RECORDS FOR PROCESSING section start
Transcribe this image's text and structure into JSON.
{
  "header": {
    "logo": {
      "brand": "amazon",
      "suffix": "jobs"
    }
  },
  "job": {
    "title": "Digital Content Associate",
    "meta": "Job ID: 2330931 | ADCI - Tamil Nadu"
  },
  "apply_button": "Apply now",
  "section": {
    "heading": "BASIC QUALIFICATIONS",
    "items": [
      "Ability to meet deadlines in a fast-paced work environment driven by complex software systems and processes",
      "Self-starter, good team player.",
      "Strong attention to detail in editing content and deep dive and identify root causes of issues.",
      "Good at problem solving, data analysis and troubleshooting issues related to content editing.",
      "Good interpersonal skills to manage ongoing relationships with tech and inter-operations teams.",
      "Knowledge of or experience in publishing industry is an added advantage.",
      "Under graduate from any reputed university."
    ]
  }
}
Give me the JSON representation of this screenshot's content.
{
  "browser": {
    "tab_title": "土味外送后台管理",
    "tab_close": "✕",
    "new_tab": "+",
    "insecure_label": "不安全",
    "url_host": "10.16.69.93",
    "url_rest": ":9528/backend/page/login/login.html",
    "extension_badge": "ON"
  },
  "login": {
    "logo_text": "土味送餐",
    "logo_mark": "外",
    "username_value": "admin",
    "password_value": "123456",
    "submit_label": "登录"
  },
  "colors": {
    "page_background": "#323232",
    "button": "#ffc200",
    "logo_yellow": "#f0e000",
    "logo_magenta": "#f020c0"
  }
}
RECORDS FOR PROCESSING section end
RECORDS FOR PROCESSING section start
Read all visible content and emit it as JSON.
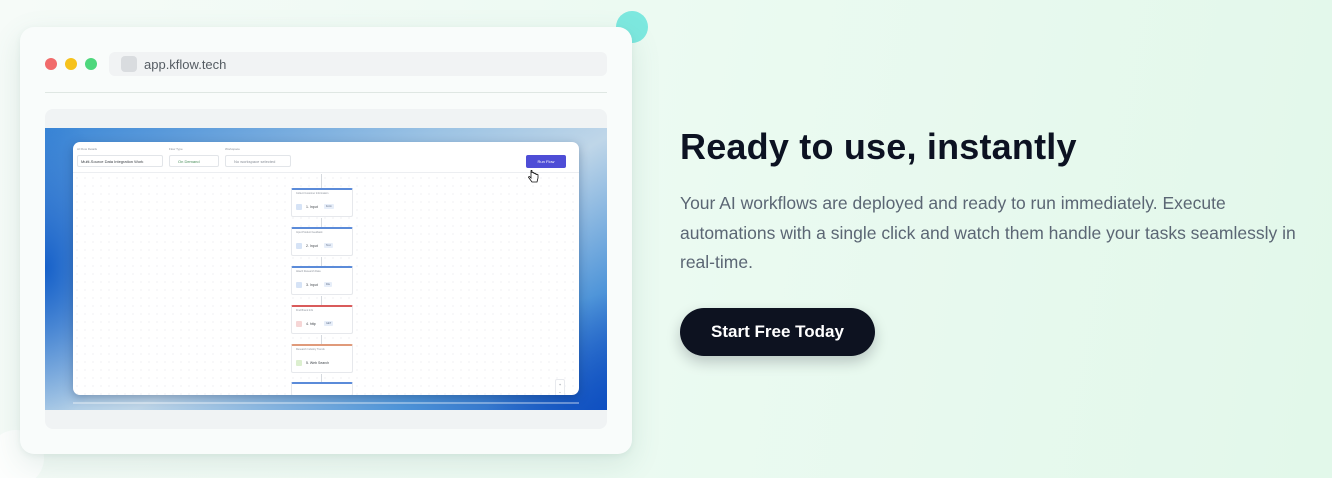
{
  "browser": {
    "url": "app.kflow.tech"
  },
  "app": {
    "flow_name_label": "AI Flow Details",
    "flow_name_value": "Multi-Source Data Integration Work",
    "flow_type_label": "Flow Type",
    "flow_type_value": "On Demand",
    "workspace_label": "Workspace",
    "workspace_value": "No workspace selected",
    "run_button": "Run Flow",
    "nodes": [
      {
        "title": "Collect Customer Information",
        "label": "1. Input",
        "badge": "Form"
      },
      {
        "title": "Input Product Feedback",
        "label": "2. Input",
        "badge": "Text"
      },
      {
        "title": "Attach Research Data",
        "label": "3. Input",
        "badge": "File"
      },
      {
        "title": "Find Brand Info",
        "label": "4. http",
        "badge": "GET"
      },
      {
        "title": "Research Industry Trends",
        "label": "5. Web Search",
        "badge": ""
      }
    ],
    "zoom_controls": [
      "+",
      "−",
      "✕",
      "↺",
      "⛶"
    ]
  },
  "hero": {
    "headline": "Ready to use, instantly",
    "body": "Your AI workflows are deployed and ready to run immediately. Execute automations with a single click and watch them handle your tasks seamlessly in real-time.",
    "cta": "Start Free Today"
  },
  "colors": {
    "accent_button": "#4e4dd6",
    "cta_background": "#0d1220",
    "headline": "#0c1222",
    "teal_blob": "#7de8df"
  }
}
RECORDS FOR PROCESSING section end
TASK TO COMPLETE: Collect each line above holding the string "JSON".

YOUR SOLUTION:
Transcribe this image's text and structure into JSON.
Give me the JSON representation of this screenshot's content.
Read all visible content and emit it as JSON.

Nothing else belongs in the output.